Across the following data, how many lines include the string "price"? Reply with the number and nothing more.

○ ○ ○ ○ ○

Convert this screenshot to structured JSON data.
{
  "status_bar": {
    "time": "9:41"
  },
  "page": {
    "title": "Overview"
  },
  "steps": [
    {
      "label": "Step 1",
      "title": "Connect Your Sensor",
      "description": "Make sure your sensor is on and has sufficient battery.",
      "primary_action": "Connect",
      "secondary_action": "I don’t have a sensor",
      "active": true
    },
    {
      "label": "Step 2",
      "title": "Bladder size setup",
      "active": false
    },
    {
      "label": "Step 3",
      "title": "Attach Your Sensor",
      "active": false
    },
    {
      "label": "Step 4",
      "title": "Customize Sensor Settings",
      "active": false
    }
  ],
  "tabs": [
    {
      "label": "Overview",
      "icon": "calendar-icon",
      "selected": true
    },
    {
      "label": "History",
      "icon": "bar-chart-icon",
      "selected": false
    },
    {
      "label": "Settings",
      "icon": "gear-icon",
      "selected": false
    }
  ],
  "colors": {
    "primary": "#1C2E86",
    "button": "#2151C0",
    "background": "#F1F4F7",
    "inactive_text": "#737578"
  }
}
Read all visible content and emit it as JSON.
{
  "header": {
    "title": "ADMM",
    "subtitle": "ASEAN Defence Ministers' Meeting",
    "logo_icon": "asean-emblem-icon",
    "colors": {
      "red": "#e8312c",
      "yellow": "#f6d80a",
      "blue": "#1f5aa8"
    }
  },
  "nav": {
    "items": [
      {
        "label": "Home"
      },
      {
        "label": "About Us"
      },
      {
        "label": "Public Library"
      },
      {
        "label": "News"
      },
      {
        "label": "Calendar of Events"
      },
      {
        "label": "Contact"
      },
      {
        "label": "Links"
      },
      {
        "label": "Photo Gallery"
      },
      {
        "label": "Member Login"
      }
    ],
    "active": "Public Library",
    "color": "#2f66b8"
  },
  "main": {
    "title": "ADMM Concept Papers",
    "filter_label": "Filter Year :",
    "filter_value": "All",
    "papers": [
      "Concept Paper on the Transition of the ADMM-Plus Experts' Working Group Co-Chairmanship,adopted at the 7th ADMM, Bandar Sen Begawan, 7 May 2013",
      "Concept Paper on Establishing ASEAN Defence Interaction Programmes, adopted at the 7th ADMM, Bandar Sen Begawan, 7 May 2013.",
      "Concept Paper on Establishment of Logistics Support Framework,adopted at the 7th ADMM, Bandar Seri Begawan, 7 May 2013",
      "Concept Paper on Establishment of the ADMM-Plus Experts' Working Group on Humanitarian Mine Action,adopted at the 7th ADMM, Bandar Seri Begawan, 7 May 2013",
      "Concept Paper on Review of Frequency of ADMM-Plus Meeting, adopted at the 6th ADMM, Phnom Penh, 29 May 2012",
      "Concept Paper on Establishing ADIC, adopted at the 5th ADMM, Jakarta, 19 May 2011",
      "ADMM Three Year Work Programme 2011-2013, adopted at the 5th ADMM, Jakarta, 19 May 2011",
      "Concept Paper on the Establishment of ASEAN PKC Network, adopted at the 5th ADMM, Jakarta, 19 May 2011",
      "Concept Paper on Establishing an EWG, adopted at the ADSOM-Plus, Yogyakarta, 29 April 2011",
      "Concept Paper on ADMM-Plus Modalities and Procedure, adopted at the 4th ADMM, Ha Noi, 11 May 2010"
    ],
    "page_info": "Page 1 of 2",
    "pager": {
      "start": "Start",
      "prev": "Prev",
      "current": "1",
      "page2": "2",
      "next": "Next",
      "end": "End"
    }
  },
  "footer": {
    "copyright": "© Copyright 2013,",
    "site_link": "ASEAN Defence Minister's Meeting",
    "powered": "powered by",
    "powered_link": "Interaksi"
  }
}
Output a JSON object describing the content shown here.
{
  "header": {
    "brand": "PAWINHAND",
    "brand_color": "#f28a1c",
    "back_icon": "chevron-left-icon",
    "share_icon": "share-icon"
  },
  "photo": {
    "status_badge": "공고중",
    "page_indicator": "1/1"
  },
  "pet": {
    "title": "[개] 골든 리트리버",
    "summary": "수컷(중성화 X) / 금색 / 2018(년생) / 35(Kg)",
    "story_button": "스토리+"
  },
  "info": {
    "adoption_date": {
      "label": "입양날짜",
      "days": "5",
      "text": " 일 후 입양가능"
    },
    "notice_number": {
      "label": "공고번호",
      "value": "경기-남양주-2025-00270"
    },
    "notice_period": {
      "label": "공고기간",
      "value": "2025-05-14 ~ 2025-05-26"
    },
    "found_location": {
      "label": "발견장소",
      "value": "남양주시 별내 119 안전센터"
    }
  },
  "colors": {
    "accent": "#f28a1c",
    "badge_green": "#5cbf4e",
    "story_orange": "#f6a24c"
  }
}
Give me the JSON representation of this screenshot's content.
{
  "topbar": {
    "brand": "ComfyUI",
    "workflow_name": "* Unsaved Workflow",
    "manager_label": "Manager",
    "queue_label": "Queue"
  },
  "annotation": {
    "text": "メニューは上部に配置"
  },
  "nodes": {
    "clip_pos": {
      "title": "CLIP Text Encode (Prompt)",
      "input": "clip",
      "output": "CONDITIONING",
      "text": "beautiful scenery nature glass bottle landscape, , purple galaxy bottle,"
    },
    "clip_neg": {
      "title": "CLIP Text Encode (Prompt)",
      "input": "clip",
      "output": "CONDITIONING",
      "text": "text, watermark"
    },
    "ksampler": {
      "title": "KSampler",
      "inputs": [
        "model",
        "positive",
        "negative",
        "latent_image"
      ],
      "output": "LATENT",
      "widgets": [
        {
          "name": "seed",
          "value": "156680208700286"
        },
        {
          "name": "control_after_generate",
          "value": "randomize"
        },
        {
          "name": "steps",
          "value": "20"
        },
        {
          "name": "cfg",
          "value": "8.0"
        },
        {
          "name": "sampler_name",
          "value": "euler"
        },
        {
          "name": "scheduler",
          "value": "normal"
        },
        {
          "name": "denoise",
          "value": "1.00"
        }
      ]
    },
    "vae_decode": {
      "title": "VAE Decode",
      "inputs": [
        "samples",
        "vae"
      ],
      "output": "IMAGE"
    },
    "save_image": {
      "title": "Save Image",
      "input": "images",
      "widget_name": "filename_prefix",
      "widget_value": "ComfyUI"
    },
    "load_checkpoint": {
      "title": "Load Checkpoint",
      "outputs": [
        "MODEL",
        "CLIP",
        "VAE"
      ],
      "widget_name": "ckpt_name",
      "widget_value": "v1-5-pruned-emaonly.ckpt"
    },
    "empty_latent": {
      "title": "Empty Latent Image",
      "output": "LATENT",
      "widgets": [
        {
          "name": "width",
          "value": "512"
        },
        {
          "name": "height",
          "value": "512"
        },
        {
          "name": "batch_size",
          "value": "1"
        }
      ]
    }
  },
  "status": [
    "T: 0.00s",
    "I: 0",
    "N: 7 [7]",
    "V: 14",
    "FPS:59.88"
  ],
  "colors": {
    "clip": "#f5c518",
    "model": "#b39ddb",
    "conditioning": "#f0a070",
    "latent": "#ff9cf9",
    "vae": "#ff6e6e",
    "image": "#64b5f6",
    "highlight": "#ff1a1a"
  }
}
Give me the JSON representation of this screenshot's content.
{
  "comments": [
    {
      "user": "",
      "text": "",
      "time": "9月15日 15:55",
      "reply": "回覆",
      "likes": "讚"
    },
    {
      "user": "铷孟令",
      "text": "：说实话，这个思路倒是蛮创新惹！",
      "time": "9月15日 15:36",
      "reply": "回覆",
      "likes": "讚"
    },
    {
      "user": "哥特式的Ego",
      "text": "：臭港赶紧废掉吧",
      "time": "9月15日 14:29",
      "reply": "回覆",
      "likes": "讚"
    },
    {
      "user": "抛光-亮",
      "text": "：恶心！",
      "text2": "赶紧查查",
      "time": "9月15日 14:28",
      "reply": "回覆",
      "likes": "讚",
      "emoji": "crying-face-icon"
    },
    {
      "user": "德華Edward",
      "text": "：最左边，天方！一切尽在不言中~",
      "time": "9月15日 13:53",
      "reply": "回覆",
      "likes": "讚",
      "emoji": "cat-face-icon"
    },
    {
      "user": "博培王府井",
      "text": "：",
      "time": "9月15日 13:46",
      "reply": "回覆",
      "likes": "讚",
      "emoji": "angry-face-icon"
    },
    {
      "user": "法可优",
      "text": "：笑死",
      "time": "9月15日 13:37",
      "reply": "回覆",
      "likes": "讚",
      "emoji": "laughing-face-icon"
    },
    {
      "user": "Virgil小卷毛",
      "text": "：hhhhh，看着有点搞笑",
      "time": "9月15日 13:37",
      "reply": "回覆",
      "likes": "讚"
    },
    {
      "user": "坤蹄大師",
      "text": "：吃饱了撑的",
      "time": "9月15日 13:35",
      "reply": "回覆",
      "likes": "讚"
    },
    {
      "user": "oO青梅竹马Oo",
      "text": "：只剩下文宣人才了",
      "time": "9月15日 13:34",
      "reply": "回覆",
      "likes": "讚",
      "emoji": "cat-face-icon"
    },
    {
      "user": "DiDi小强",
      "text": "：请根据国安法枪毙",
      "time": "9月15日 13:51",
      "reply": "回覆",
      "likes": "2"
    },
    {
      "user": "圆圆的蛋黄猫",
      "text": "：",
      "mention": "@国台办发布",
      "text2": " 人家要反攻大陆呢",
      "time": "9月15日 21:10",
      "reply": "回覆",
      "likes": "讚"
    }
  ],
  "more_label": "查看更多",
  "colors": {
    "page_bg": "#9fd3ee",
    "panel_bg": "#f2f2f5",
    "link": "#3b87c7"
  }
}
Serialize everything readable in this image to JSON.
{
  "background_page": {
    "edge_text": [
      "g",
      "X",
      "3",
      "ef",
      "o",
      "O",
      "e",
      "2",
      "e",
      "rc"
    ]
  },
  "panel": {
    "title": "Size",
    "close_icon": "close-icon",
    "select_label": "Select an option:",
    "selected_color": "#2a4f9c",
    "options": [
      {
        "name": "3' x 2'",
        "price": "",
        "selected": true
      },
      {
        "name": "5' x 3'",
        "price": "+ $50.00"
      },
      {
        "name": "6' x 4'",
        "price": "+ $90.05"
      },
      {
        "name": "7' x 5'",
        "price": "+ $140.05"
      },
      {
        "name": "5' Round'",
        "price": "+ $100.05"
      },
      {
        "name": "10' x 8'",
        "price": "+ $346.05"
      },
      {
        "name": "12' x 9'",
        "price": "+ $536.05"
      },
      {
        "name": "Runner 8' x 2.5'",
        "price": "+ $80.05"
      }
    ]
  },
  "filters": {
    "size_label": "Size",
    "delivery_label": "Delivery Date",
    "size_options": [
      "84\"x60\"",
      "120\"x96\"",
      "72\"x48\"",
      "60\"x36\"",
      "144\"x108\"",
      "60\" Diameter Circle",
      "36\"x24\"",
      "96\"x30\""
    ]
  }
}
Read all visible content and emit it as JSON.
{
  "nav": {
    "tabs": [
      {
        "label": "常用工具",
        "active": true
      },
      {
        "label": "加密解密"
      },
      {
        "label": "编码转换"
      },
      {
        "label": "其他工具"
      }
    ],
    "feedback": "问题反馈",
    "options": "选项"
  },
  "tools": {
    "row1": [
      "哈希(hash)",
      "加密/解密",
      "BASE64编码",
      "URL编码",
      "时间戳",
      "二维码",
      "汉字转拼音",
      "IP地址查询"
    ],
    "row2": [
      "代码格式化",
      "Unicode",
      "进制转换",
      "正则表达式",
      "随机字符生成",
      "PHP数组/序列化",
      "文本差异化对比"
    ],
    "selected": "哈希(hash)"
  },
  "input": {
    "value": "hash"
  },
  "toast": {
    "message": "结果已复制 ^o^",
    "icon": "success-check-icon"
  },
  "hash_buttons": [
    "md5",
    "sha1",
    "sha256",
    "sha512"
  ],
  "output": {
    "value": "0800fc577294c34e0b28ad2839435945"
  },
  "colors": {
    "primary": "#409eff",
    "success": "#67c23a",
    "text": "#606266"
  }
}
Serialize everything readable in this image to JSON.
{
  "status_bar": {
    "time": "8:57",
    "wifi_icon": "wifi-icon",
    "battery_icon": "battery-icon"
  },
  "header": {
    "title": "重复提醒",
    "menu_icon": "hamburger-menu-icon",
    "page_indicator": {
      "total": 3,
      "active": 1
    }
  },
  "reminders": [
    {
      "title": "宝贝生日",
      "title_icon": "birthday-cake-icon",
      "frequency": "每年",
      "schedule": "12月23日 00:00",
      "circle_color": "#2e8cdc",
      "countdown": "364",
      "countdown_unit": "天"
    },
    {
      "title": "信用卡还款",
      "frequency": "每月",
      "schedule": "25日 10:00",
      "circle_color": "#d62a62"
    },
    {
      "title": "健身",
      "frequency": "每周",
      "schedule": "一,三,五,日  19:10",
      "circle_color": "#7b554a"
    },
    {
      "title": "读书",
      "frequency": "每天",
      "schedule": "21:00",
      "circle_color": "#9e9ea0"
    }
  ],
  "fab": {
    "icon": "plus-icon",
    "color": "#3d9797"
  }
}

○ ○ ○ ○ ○

### SOLUTION TO THIS TASK
8